Dataset rows describing interfaces
┄┄┄┄┄┄

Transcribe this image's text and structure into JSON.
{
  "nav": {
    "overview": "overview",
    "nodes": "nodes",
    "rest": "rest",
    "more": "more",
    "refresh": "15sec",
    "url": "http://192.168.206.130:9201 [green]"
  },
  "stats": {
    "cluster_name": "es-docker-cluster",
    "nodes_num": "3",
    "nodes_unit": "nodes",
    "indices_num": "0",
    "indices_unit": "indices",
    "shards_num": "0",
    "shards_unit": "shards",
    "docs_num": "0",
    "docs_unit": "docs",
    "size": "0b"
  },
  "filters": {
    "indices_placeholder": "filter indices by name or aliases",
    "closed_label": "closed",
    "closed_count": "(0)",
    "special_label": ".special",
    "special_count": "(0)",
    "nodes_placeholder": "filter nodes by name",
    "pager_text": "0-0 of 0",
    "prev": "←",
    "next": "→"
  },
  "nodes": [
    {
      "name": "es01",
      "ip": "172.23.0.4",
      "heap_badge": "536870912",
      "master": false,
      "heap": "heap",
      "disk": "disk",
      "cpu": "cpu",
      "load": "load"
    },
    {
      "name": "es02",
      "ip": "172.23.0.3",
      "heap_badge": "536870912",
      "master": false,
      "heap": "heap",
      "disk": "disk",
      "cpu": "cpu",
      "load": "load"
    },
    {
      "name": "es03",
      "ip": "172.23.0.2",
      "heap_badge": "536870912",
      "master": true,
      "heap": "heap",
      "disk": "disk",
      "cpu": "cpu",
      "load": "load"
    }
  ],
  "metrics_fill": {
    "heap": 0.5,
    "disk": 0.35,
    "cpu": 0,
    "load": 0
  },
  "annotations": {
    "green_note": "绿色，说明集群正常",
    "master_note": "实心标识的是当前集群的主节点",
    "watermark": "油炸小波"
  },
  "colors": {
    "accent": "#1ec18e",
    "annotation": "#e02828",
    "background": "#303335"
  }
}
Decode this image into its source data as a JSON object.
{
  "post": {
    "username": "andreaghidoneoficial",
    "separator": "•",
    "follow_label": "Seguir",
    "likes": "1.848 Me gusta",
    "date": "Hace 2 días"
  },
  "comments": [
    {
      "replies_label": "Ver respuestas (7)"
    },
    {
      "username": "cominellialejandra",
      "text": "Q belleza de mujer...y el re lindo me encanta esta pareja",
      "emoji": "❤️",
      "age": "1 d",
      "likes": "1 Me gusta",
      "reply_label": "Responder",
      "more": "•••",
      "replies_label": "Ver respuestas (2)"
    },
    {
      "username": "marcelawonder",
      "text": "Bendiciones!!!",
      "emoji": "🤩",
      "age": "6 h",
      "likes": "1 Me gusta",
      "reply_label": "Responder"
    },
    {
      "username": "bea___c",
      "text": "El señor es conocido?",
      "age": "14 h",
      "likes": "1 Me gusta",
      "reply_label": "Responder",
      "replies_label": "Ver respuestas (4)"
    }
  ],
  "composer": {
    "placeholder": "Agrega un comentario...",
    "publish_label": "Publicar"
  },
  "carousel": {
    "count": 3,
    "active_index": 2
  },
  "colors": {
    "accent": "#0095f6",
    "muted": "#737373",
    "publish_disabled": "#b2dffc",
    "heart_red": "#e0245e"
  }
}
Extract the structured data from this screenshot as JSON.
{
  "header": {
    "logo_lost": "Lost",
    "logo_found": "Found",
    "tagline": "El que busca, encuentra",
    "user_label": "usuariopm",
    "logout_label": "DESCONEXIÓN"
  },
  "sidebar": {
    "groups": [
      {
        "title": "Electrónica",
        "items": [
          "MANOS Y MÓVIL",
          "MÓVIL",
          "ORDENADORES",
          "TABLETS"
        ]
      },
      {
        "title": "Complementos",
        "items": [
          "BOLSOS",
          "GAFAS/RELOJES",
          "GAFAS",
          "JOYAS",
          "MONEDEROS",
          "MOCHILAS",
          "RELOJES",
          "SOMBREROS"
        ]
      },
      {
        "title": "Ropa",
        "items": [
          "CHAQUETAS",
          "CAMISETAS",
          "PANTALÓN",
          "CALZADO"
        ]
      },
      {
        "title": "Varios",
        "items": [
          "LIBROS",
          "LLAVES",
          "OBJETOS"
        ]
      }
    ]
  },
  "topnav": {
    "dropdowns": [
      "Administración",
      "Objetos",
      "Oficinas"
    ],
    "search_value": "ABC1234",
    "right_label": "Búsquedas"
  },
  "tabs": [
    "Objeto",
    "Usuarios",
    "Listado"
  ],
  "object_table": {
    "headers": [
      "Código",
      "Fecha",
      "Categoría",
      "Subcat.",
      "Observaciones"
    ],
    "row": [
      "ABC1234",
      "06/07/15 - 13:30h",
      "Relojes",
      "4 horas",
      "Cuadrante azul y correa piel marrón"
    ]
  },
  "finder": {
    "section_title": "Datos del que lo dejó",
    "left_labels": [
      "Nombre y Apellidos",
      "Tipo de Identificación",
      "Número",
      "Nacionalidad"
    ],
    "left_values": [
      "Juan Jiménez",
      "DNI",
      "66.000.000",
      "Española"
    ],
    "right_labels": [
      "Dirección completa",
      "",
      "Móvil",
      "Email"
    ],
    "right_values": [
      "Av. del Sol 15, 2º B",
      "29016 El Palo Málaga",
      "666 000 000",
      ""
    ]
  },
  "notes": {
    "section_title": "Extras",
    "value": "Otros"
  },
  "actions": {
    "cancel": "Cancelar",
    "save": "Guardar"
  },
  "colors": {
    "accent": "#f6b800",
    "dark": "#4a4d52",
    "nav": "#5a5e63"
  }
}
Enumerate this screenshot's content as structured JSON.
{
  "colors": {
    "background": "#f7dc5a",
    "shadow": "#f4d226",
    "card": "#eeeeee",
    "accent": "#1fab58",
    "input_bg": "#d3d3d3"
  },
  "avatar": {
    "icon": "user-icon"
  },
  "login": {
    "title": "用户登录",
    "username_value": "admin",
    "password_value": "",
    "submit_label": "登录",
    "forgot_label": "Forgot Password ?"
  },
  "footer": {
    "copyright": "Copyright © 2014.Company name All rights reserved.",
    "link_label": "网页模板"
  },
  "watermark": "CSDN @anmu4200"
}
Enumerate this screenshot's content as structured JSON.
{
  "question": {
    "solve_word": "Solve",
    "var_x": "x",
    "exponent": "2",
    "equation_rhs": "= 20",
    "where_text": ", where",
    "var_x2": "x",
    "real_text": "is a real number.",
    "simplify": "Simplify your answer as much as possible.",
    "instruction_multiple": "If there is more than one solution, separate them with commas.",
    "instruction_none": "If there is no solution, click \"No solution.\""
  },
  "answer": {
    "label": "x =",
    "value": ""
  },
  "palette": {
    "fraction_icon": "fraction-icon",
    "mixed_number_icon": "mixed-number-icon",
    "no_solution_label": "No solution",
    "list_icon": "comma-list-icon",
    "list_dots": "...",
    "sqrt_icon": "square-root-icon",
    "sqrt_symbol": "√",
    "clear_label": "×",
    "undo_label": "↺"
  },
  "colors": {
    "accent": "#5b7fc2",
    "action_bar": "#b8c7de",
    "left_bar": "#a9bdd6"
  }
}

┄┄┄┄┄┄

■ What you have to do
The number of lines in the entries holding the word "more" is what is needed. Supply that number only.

■ Reply
3